**Required action**
Exactly reproduce all the records, keeping pictures out of the copy.

**Entries provided**
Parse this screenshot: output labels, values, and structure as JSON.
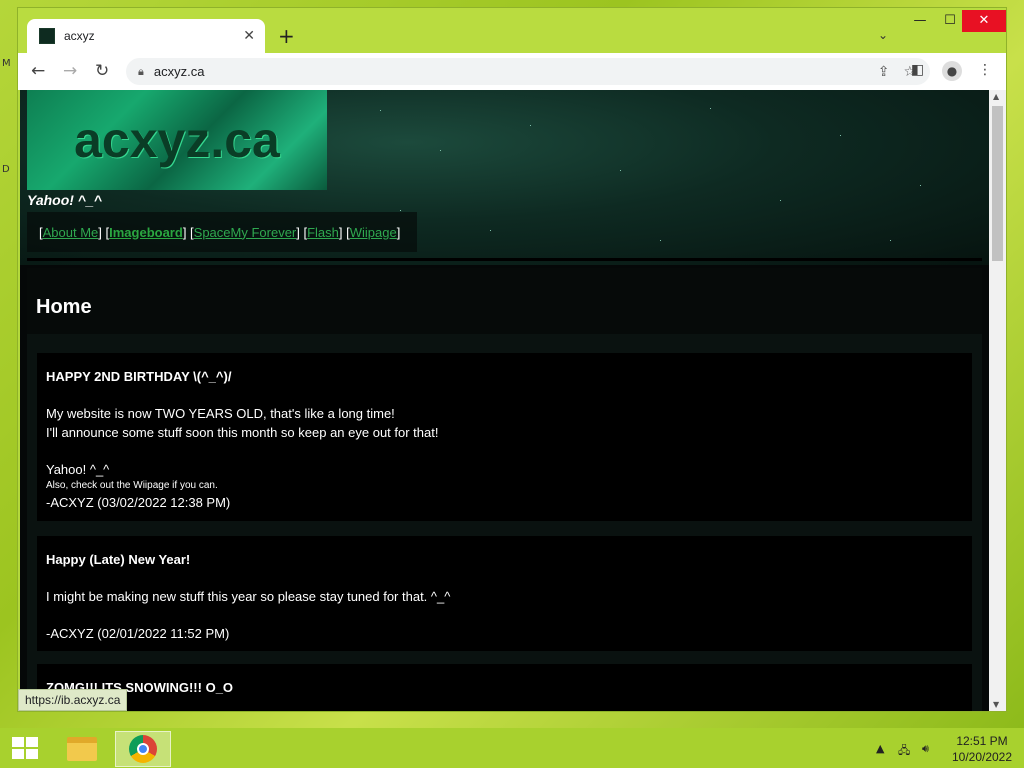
{
  "desktop": {
    "edge_glyphs": [
      "M",
      "D"
    ]
  },
  "browser": {
    "tab": {
      "title": "acxyz",
      "close": "✕"
    },
    "new_tab": "+",
    "tab_list": "⌄",
    "window_controls": {
      "minimize": "—",
      "maximize": "☐",
      "close": "✕"
    },
    "toolbar": {
      "back": "←",
      "forward": "→",
      "reload": "↻",
      "url": "acxyz.ca",
      "side_panel": "◧",
      "menu": "⋮"
    },
    "status_url": "https://ib.acxyz.ca"
  },
  "site": {
    "logo": "acxyz.ca",
    "tagline": "Yahoo! ^_^",
    "nav": [
      {
        "label": "About Me",
        "bold": false
      },
      {
        "label": "Imageboard",
        "bold": true
      },
      {
        "label": "SpaceMy Forever",
        "bold": false
      },
      {
        "label": "Flash",
        "bold": false
      },
      {
        "label": "Wiipage",
        "bold": false
      }
    ],
    "page_title": "Home",
    "posts": [
      {
        "title": "HAPPY 2ND BIRTHDAY \\(^_^)/",
        "lines": [
          "My website is now TWO YEARS OLD, that's like a long time!",
          "I'll announce some stuff soon this month so keep an eye out for that!"
        ],
        "sign_off": "Yahoo! ^_^",
        "note": "Also, check out the Wiipage if you can.",
        "author": "-ACXYZ (03/02/2022 12:38 PM)"
      },
      {
        "title": "Happy (Late) New Year!",
        "lines": [
          "I might be making new stuff this year so please stay tuned for that. ^_^"
        ],
        "author": "-ACXYZ (02/01/2022 11:52 PM)"
      },
      {
        "title": "ZOMG!!! ITS SNOWING!!! O_O"
      }
    ]
  },
  "taskbar": {
    "clock_time": "12:51 PM",
    "clock_date": "10/20/2022"
  },
  "colors": {
    "link": "#2fa84f",
    "page_bg": "#050808",
    "taskbar": "#a8d12e",
    "close_red": "#e81123"
  }
}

**Finished exercise**
Parse this screenshot: output labels, values, and structure as JSON.
{
  "desktop": {
    "edge_glyphs": [
      "M",
      "D"
    ]
  },
  "browser": {
    "tab": {
      "title": "acxyz",
      "close": "✕"
    },
    "new_tab": "+",
    "tab_list": "⌄",
    "window_controls": {
      "minimize": "—",
      "maximize": "☐",
      "close": "✕"
    },
    "toolbar": {
      "back": "←",
      "forward": "→",
      "reload": "↻",
      "url": "acxyz.ca",
      "side_panel": "◧",
      "menu": "⋮"
    },
    "status_url": "https://ib.acxyz.ca"
  },
  "site": {
    "logo": "acxyz.ca",
    "tagline": "Yahoo! ^_^",
    "nav": [
      {
        "label": "About Me",
        "bold": false
      },
      {
        "label": "Imageboard",
        "bold": true
      },
      {
        "label": "SpaceMy Forever",
        "bold": false
      },
      {
        "label": "Flash",
        "bold": false
      },
      {
        "label": "Wiipage",
        "bold": false
      }
    ],
    "page_title": "Home",
    "posts": [
      {
        "title": "HAPPY 2ND BIRTHDAY \\(^_^)/",
        "lines": [
          "My website is now TWO YEARS OLD, that's like a long time!",
          "I'll announce some stuff soon this month so keep an eye out for that!"
        ],
        "sign_off": "Yahoo! ^_^",
        "note": "Also, check out the Wiipage if you can.",
        "author": "-ACXYZ (03/02/2022 12:38 PM)"
      },
      {
        "title": "Happy (Late) New Year!",
        "lines": [
          "I might be making new stuff this year so please stay tuned for that. ^_^"
        ],
        "author": "-ACXYZ (02/01/2022 11:52 PM)"
      },
      {
        "title": "ZOMG!!! ITS SNOWING!!! O_O"
      }
    ]
  },
  "taskbar": {
    "clock_time": "12:51 PM",
    "clock_date": "10/20/2022"
  },
  "colors": {
    "link": "#2fa84f",
    "page_bg": "#050808",
    "taskbar": "#a8d12e",
    "close_red": "#e81123"
  }
}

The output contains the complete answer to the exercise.